Saturday, June 15, 2019 / by Tyler Anderson
The Tampa Bay area does many things well, but transportation is not one of them. According to a Regional Competitiveness Report, Tampa Bay ranks last in transit ridership per capita, and last in transit vehicle revenue miles per capita. Tampa has made adjustments to make the city less congested and more walkable, but it hasn’t been enough. In 2018, the citizen-led initiative passed the vote with more than 57% in favor of a one percent tax increase to go towards the redevelopment of our roads and transit systems.
This one percent increase in sales tax is projected to be in place for 30 years, or until a maximum amount of $16 billion is hit. It is estimated to raise $276 million annually, and $552 million in the first two calendar years. Of the billions of dollars to be generated over the 30-year lifetime of the tax, 54% is slated for investments in roads and safety, while 45% will be allocated to expanding transit options (one percent is reserved for expenses related to oversight).
However, at the beginning of 2019, County Commissioner Stacy White challenged the new law. He argues that it violates state law because it transfers the authority to spend the revenue away from elected commissioners, to an “independent oversight committee” of non-elected citizens created by the amendment. In spite of this lawsuit, the county has pressed on, but admits that it faces legal hurdles. They are confident they will overcome them.
In the meantime, the Tampa Bay Area Regional Transportation Authority (TBARTA) has created a grand plan to connect Pinellas County with Hillsborough County in the near future. This plan calls for the creation of a $455 million, 41-mile bus rapid transit system with 17 general stations to be placed along the route. The proposed transit option would connect Wesley Chapel to St. Petersburg (See below).
According to reports, some of the planned stops include the Westshore area, Downtown Tampa and the University of South Florida. The project may have a dedicated lane on I-275. Hillsborough and Pinellas have identified the need for a more elaborate rapid transit system. Local residents should expect to see more localized focus on reducing traffic flow in-and-out of Downtown Tampa.

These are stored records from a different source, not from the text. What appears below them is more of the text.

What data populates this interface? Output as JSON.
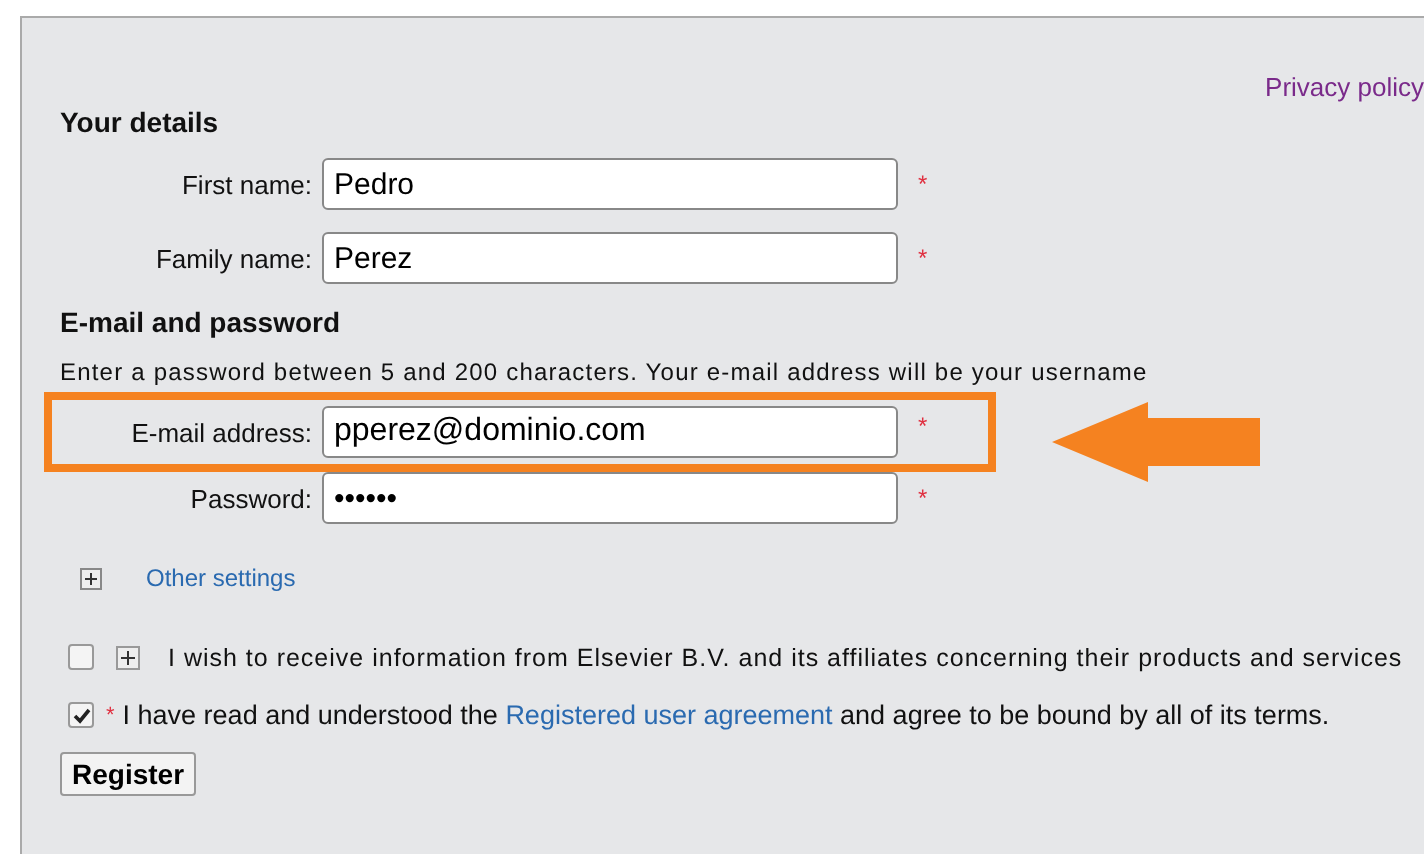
{
  "privacy_link": "Privacy policy",
  "sections": [
    {
      "title": "Your details",
      "fields": [
        {
          "label": "First name:",
          "value": "Pedro",
          "required_mark": "*",
          "highlighted": false
        },
        {
          "label": "Family name:",
          "value": "Perez",
          "required_mark": "*",
          "highlighted": false
        }
      ]
    },
    {
      "title": "E-mail and password",
      "hint": "Enter a password between 5 and 200 characters. Your e-mail address will be your username",
      "fields": [
        {
          "label": "E-mail address:",
          "value": "pperez@dominio.com",
          "required_mark": "*",
          "highlighted": true
        },
        {
          "label": "Password:",
          "value": "••••••",
          "required_mark": "*",
          "highlighted": false
        }
      ]
    }
  ],
  "other_settings": {
    "label": "Other settings",
    "expanded": false
  },
  "options": [
    {
      "kind": "info",
      "checked": false,
      "text": "I wish to receive information from Elsevier B.V. and its affiliates concerning their products and services"
    },
    {
      "kind": "agreement",
      "checked": true,
      "required_mark": "*",
      "text_before": "I have read and understood the",
      "link": "Registered user agreement",
      "text_after": "and agree to be bound by all of its terms."
    }
  ],
  "buttons": [
    "Register"
  ]
}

Tampa has an up-hill battle to fix many of our traffic issues, but everything is on the table as the city and county make efforts towards trying to resolve the growing problems.